Fire Island | Sun Dome Solar Desalination

‘Thousands of people have lived. Not one without water.’
W.H Auden

Ilha Do Fogo is part of a Loggerhead Turtle conservation project at Pebane Beach Lodge in Mozambique – which in turn is all part of Fire Island Conservation. This island requires volunteers and rangers to patrol, to ensure that the turtles that live here are safe from poachers.

However, despite the flourishing vegetation and prevalence of sea life on the island, access to fresh water was a huge issue and they were required to carry their own from the base camp at Pebane – a 100mile round trip!

Furthermore, without access to fresh water, promoting the area as an eco-tourism destination was almost impossible, which was a conclusion the owners of the project were not ready to accept.

Dome to the Rescue

The Sun Dome Solar Desalination prototype aims to provide drinkable water to inhabitable areas. Running on energy from the sun and requiring little to no regular maintenance, this project could be revolutionary for developing countries and areas with no access to fresh water.

Today, these prototypes sit at Ilha Do Fogo in Mozambique, to test their resistance against natural elements and their efficiency in creating fresh, drinkable water in a remote location.

Sun, Solar and Solutions

Alex Smith, an entrepreneur and inventor from Cape Town developed the sun dome to combat the severe drought in CT. Using desalination techniques, which removes salt from sea water and makes it drinkable, the idea was to install these prototypes around the city.

On the other side of the scale, some of Alex’s friends – Lynette Whittaker and Jan van Deventer – who both work closely with Fire Island Conservation, saw a desperate need for fresh water in remote areas, but had exhausted their options on expensive water filters.

And so, the two ideas came together. Fire Island invested in the prototypes and installed them on the remote areas of the island, to see if the idea would work.

What does it all mean?

With access to fresh water, it opens the island up to local and international visitors for more eco-tourism, which in turn, while providing fresh water will ultimately benefit the conservation objectives of the island.

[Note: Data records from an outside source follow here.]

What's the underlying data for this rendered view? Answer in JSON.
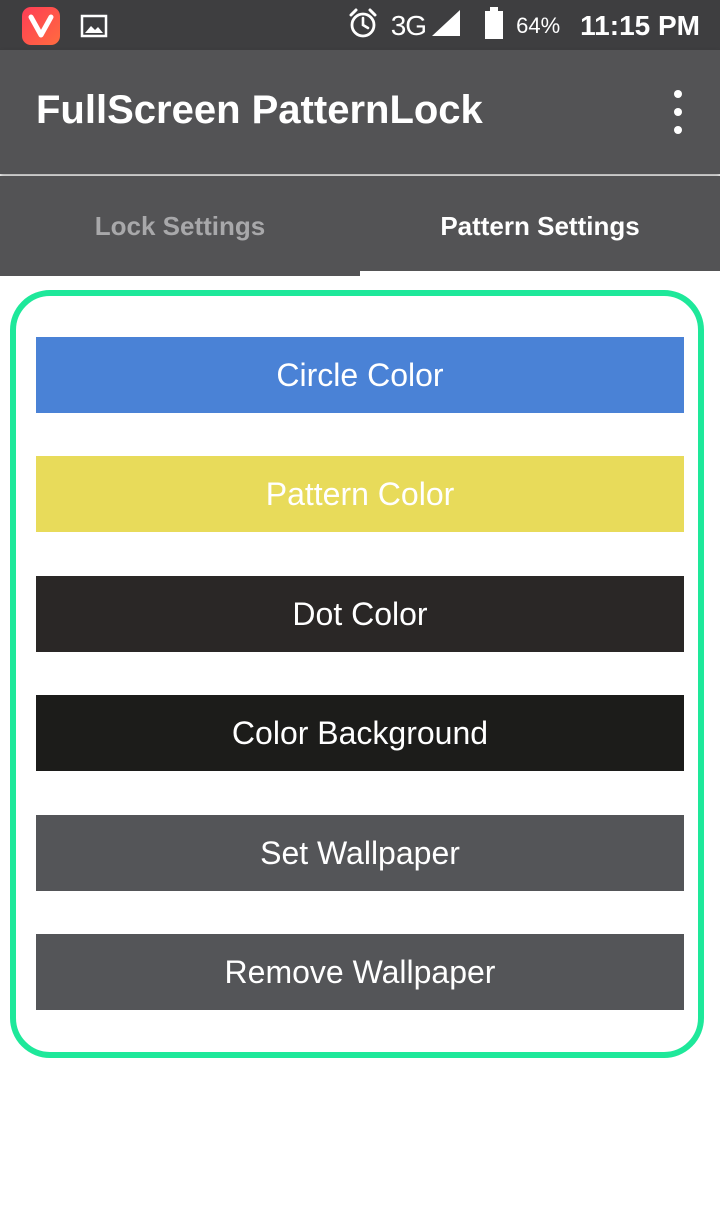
{
  "status_bar": {
    "network": "3G",
    "battery": "64%",
    "time": "11:15 PM",
    "icons": [
      "vidmate-app-icon",
      "gallery-icon",
      "alarm-icon",
      "signal-icon",
      "battery-icon"
    ]
  },
  "app_bar": {
    "title": "FullScreen PatternLock",
    "menu_icon": "more-vert-icon"
  },
  "tabs": [
    {
      "label": "Lock Settings",
      "selected": false
    },
    {
      "label": "Pattern Settings",
      "selected": true
    }
  ],
  "buttons": [
    {
      "label": "Circle Color",
      "color": "#4a82d6"
    },
    {
      "label": "Pattern Color",
      "color": "#e8db5a"
    },
    {
      "label": "Dot Color",
      "color": "#2a2726"
    },
    {
      "label": "Color Background",
      "color": "#1c1c1a"
    },
    {
      "label": "Set Wallpaper",
      "color": "#545558"
    },
    {
      "label": "Remove Wallpaper",
      "color": "#545558"
    }
  ],
  "colors": {
    "status_bar": "#3e3e40",
    "app_bar": "#535355",
    "highlight_frame": "#1ee89a",
    "tab_inactive_text": "#a8a8aa",
    "tab_active_text": "#ffffff"
  }
}
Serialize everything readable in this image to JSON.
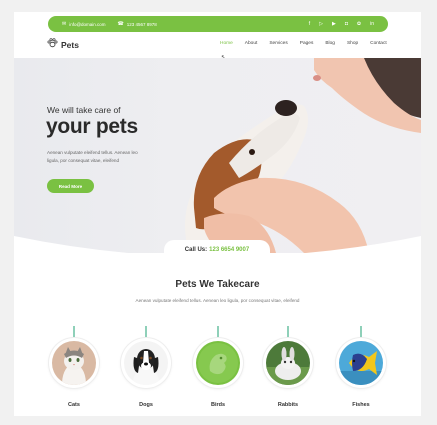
{
  "topbar": {
    "email": "info@domain.com",
    "phone": "123 4567 8978",
    "socials": [
      "facebook-icon",
      "twitter-icon",
      "youtube-icon",
      "instagram-icon",
      "pinterest-icon",
      "linkedin-icon"
    ]
  },
  "header": {
    "logo": "Pets",
    "nav": [
      "Home",
      "About",
      "Services",
      "Pages",
      "Blog",
      "Shop",
      "Contact"
    ],
    "active_nav": "Home"
  },
  "hero": {
    "subtitle": "We will take care of",
    "title": "your pets",
    "text_line1": "Aenean vulputate eleifend tellus. Aenean leo",
    "text_line2": "ligula, por consequat vitae, eleifend",
    "button": "Read More"
  },
  "call": {
    "label": "Call Us:",
    "number": "123 6654 9007"
  },
  "section": {
    "title": "Pets We Takecare",
    "subtitle": "Aenean vulputate eleifend tellus. Aenean leo ligula, por consequat vitae, eleifend"
  },
  "pets": [
    "Cats",
    "Dogs",
    "Birds",
    "Rabbits",
    "Fishes"
  ],
  "colors": {
    "accent": "#7ac142",
    "stem": "#8fd0b9"
  }
}
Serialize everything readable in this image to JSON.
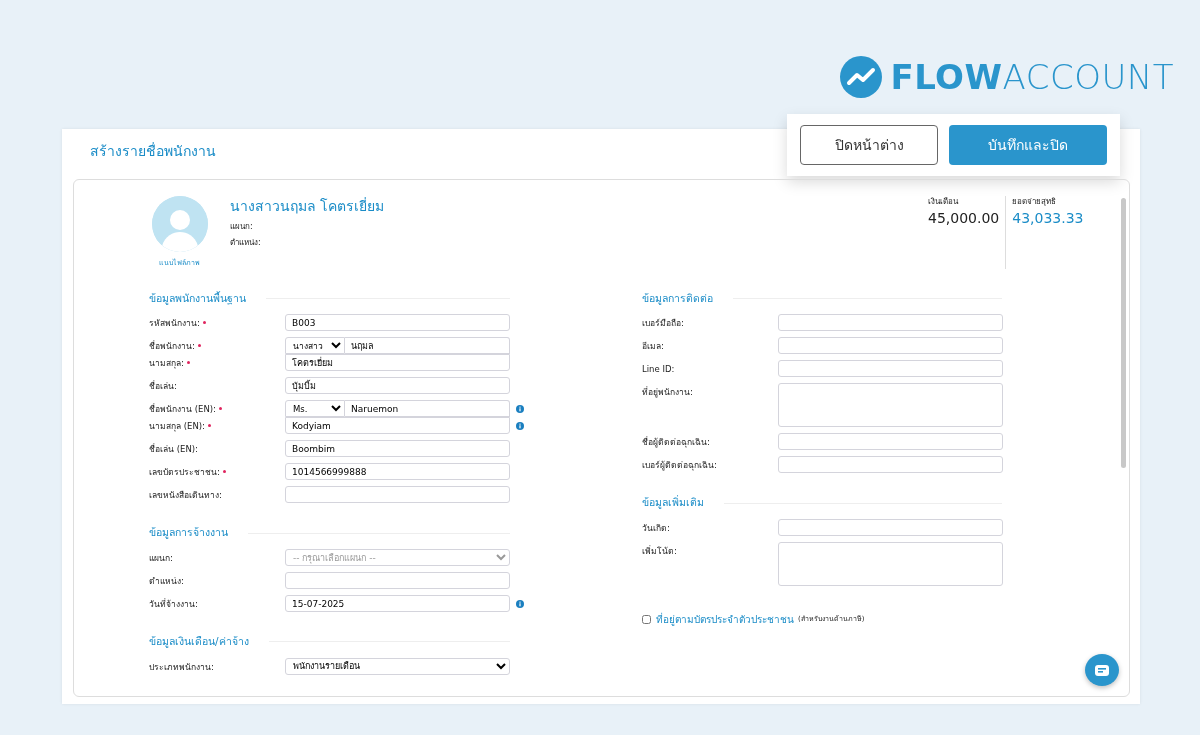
{
  "brand": {
    "name_bold": "FLOW",
    "name_light": "ACCOUNT"
  },
  "page_title": "สร้างรายชื่อพนักงาน",
  "buttons": [
    {
      "label": "ปิดหน้าต่าง",
      "kind": "outline"
    },
    {
      "label": "บันทึกและปิด",
      "kind": "primary"
    }
  ],
  "profile": {
    "name": "นางสาวนฤมล โคตรเยี่ยม",
    "department_label": "แผนก:",
    "position_label": "ตำแหน่ง:",
    "upload_label": "แนบไฟล์ภาพ"
  },
  "totals": [
    {
      "label": "เงินเดือน",
      "value": "45,000.00",
      "kind": "plain"
    },
    {
      "label": "ยอดจ่ายสุทธิ",
      "value": "43,033.33",
      "kind": "accent"
    }
  ],
  "left_sections": [
    {
      "title": "ข้อมูลพนักงานพื้นฐาน",
      "fields": [
        {
          "label": "รหัสพนักงาน:",
          "kind": "text",
          "value": "B003",
          "required": true,
          "info": false,
          "joined": false
        },
        {
          "label": "ชื่อพนักงาน:",
          "kind": "prefixed",
          "prefix": "นางสาว",
          "value": "นฤมล",
          "required": true,
          "info": false,
          "joined": false
        },
        {
          "label": "นามสกุล:",
          "kind": "text",
          "value": "โคตรเยี่ยม",
          "required": true,
          "info": false,
          "joined": true
        },
        {
          "label": "ชื่อเล่น:",
          "kind": "text",
          "value": "บุ้มบิ้ม",
          "required": false,
          "info": false,
          "joined": false
        },
        {
          "label": "ชื่อพนักงาน (EN):",
          "kind": "prefixed",
          "prefix": "Ms.",
          "value": "Naruemon",
          "required": true,
          "info": true,
          "joined": false
        },
        {
          "label": "นามสกุล (EN):",
          "kind": "text",
          "value": "Kodyiam",
          "required": true,
          "info": true,
          "joined": true
        },
        {
          "label": "ชื่อเล่น (EN):",
          "kind": "text",
          "value": "Boombim",
          "required": false,
          "info": false,
          "joined": false
        },
        {
          "label": "เลขบัตรประชาชน:",
          "kind": "text",
          "value": "1014566999888",
          "required": true,
          "info": false,
          "joined": false
        },
        {
          "label": "เลขหนังสือเดินทาง:",
          "kind": "text",
          "required": false,
          "info": false,
          "joined": false
        }
      ]
    },
    {
      "title": "ข้อมูลการจ้างงาน",
      "fields": [
        {
          "label": "แผนก:",
          "kind": "select",
          "placeholder": "-- กรุณาเลือกแผนก --",
          "required": false,
          "info": false,
          "joined": false
        },
        {
          "label": "ตำแหน่ง:",
          "kind": "text",
          "required": false,
          "info": false,
          "joined": false
        },
        {
          "label": "วันที่จ้างงาน:",
          "kind": "text",
          "value": "15-07-2025",
          "required": false,
          "info": true,
          "joined": false
        }
      ]
    },
    {
      "title": "ข้อมูลเงินเดือน/ค่าจ้าง",
      "fields": [
        {
          "label": "ประเภทพนักงาน:",
          "kind": "select",
          "value": "พนักงานรายเดือน",
          "required": false,
          "info": false,
          "joined": false
        }
      ]
    }
  ],
  "right_sections": [
    {
      "title": "ข้อมูลการติดต่อ",
      "fields": [
        {
          "label": "เบอร์มือถือ:",
          "kind": "text"
        },
        {
          "label": "อีเมล:",
          "kind": "text"
        },
        {
          "label": "Line ID:",
          "kind": "text"
        },
        {
          "label": "ที่อยู่พนักงาน:",
          "kind": "textarea"
        },
        {
          "label": "ชื่อผู้ติดต่อฉุกเฉิน:",
          "kind": "text"
        },
        {
          "label": "เบอร์ผู้ติดต่อฉุกเฉิน:",
          "kind": "text"
        }
      ]
    },
    {
      "title": "ข้อมูลเพิ่มเติม",
      "fields": [
        {
          "label": "วันเกิด:",
          "kind": "text"
        },
        {
          "label": "เพิ่มโน้ต:",
          "kind": "textarea"
        }
      ]
    }
  ],
  "id_address": {
    "label": "ที่อยู่ตามบัตรประจำตัวประชาชน",
    "note": "(สำหรับงานด้านภาษี)",
    "checked": false
  }
}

The Sun Dome Solar Desalination project is still in its prototype stages. However, the results so far have been positive – so much so that Fire Island Conservation has invested more money into the project to see it through.

Follow our social channels to see its progress.